Travel brands need to create immersive experiences, show their consumers empathy and provide them with the unexpected if they want to not only recover from the pandemic but be better than they were before, according to Hooray Agency’s Steven Seghers.

The travel industry is recovering faster than anyone anticipated, with many brands reporting a record-setting pace, soaring increases in occupancy, and massive demand for new staffing to keep up with the overflow.

According to the American Automobile Association, 47.7 million Americans planned to travel over the Fourth of July weekend, and 3.5 million planned on flying, equaling 90% of pre-pandemic traffic. The only year that saw more Fourth of July travelers was 2019.

This rebound is fueled by consumers’ insatiable need to travel, explore, and frankly, recover from the mental and physical toll of the pandemic. According to the US Census bureau, nearly 43% of those surveyed reported symptoms of anxiety and depression. In many studies, the impact of COVID-19 has been compared to post-traumatic stress disorder in war zones and depression from those that survived the 9-11 attacks.  Quite simply, consumers today are not “revenge spending” but instead “travel medicating” – and they desperately need the right prescription.

Unlike previous global recoveries, this is different; consumers have changed, and their interests go well beyond the simple needs of the past. For years, travel brands relied on tried-and-true retail positioning: product differentiation, price points, consumer reservation pacing to maximize sales and conversion. The formula of driving top-rated business to loyal customers, fill gaps with private sales, campaign offers, and distribution, remain important levers of success. However, in the post-COVID world, consumers expect more. They expect their travel brands to show empathy, provide inspiration, wellness and sustainability, and be stewards for positive global change. Of course, every customer wants their basic needs filled, a room or an upgrade, free breakfast, kicked-up service, comp parking, and so forth. However, to elevate your brand beyond price, beyond short-term incentives, you must be prepared to change, because your customer certainly is not the same one you had in 2019.
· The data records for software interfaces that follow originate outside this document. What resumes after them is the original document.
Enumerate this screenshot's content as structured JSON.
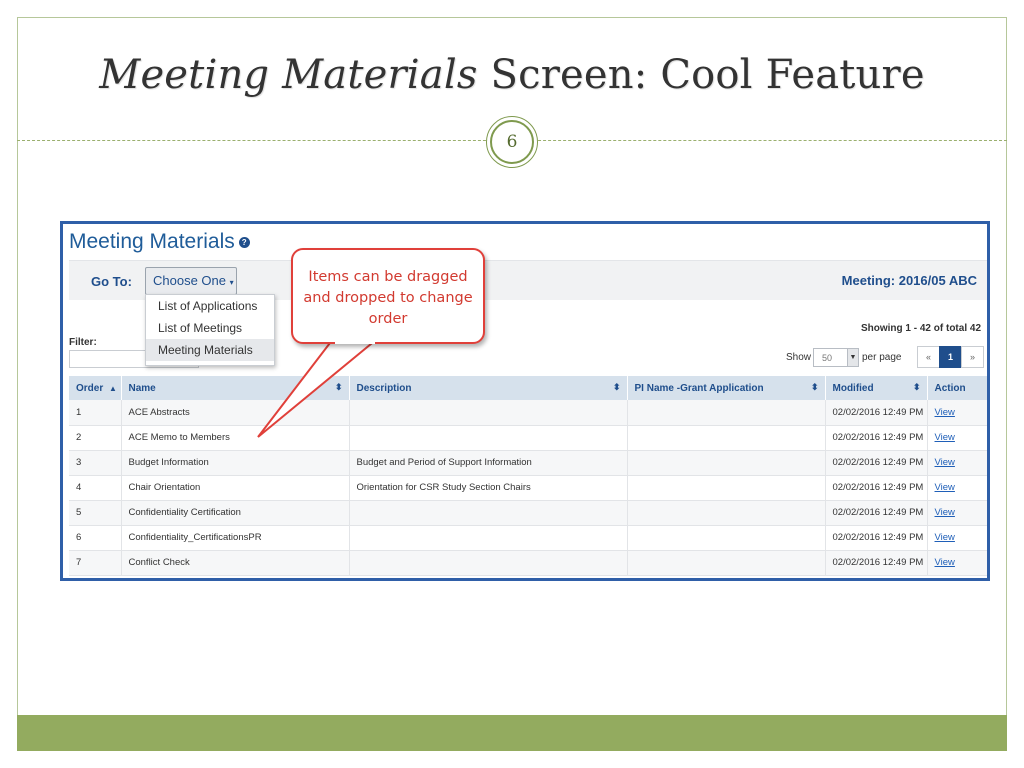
{
  "slide": {
    "title_emph": "Meeting Materials",
    "title_rest": " Screen: Cool Feature",
    "page_number": "6",
    "colors": {
      "frame": "#b6c79a",
      "footer": "#93ab5f",
      "accent": "#7f9a4e"
    }
  },
  "app": {
    "title": "Meeting Materials",
    "help_icon": "question-circle-icon",
    "goto_label": "Go To:",
    "goto_button": "Choose One",
    "meeting_label": "Meeting: 2016/05 ABC",
    "dropdown": [
      "List of Applications",
      "List of Meetings",
      "Meeting Materials"
    ],
    "filter_label": "Filter:",
    "showing": "Showing 1 - 42 of total 42",
    "show_label": "Show",
    "per_page_value": "50",
    "per_page_label": "per page",
    "pager": {
      "prev": "«",
      "current": "1",
      "next": "»"
    },
    "columns": [
      "Order",
      "Name",
      "Description",
      "PI Name -Grant Application",
      "Modified",
      "Action"
    ],
    "rows": [
      [
        "1",
        "ACE Abstracts",
        "",
        "",
        "02/02/2016 12:49 PM",
        "View"
      ],
      [
        "2",
        "ACE Memo to Members",
        "",
        "",
        "02/02/2016 12:49 PM",
        "View"
      ],
      [
        "3",
        "Budget Information",
        "Budget and Period of Support Information",
        "",
        "02/02/2016 12:49 PM",
        "View"
      ],
      [
        "4",
        "Chair Orientation",
        "Orientation for CSR Study Section Chairs",
        "",
        "02/02/2016 12:49 PM",
        "View"
      ],
      [
        "5",
        "Confidentiality Certification",
        "",
        "",
        "02/02/2016 12:49 PM",
        "View"
      ],
      [
        "6",
        "Confidentiality_CertificationsPR",
        "",
        "",
        "02/02/2016 12:49 PM",
        "View"
      ],
      [
        "7",
        "Conflict Check",
        "",
        "",
        "02/02/2016 12:49 PM",
        "View"
      ]
    ],
    "colors": {
      "primary": "#1f4e8c",
      "header_bg": "#d6e1ec",
      "link": "#1f5fb8"
    }
  },
  "callout": {
    "lines": [
      "Items can be dragged",
      "and dropped to change",
      "order"
    ],
    "color": "#e0403a"
  }
}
I was recently watching a story about Tiger Woods. During the height of his career, after winning three Majors in one year, he was asked why he wanted to change his “amazing” golf swing. His answer was short and simple: “I want it to be perfect.” Winning tournaments and Majors were not enough. He wanted perfection, not just then, but for his future. While most travel brands are not seeking perfection, the great ones understand they must evolve to satisfy both current and future consumer changes. But the majority of travel brands race towards the “book, book, book” when they should be looking at the “build, build, build.”

The reliance on touchless experiences, the digital-first focus, the need for everything to be on-demand, and the critical role of wellness are the obvious manifestations of a post-COVID consumer who has changed dramatically. The more significant changes are far more undefined. MasterCard’s Harris 2020 polling showed that nearly 84% of consumers expect businesses to have a positive effect on society. Over 90% of Gen Z worry about the environment and sustainability, and 82% of consumers are engaged in new hobbies (heavily weighted towards outdoor pursuits and wellness). Brands can no longer rely on simple product-driven messages to resonate with their customers. They must create real, positive, and authentic changes for their guests and for the global community.  This represents an exciting opportunity for travel brands to change the narrative away from price, and towards emotional engagement.

In practical terms, this messaging has an important revenue-generating upside. In the case of Salamander Hotels & Resorts, a hotel brand we work with comprising five luxury hotels and resorts around the USA, the message is all about “Moments that Matter” – a series of digital stories that focus on the small moments within travel that can have long-lasting impacts. Your child learning how to ride a horse, the cooking experience that opened up a new artistic avenue, the learning about sustainable gardening practices, or the positive impact travel has on marriage and family. The results have been incredible, with industry-leading response rates, record bookings, and deep consumer engagement.

The environmental sustainability segment has the potential to revolutionize the travel brand category. The post-COVID consumer wants to spend, be revitalized, and help to spur real improvements in the way we care for our Earth, our resources, and the future of the community. The Beyond Green travel brand is capturing this momentum through its collection of hotels and resorts, and related travel brands that want to pursue meaningful pursuits around their critical pillars of conservation, culture, and social/economic well-being. The power of this messaging is real, both in terms of impacting genuine action, but also supporting the long-term business prospects – yeah, bookings, and lots of them!

So, ask yourself a simple question: do you want to recover, or do you want to be better than you were before? If it is the latter, then consider making several important changes in your brand focus: 

  1. Create immersive experiences, not packages or promotions
  2. Lead with your heart – consumers want empathy and authentic engagement; and
  3. Be inspiring – now more than ever consumers want the unexpected.

Do not take this new demand increase for granted. Give consumers a reason to want more of your brand. Above all, focus on what will matter in the long term. Hopefully, it starts with love. The revenue will follow.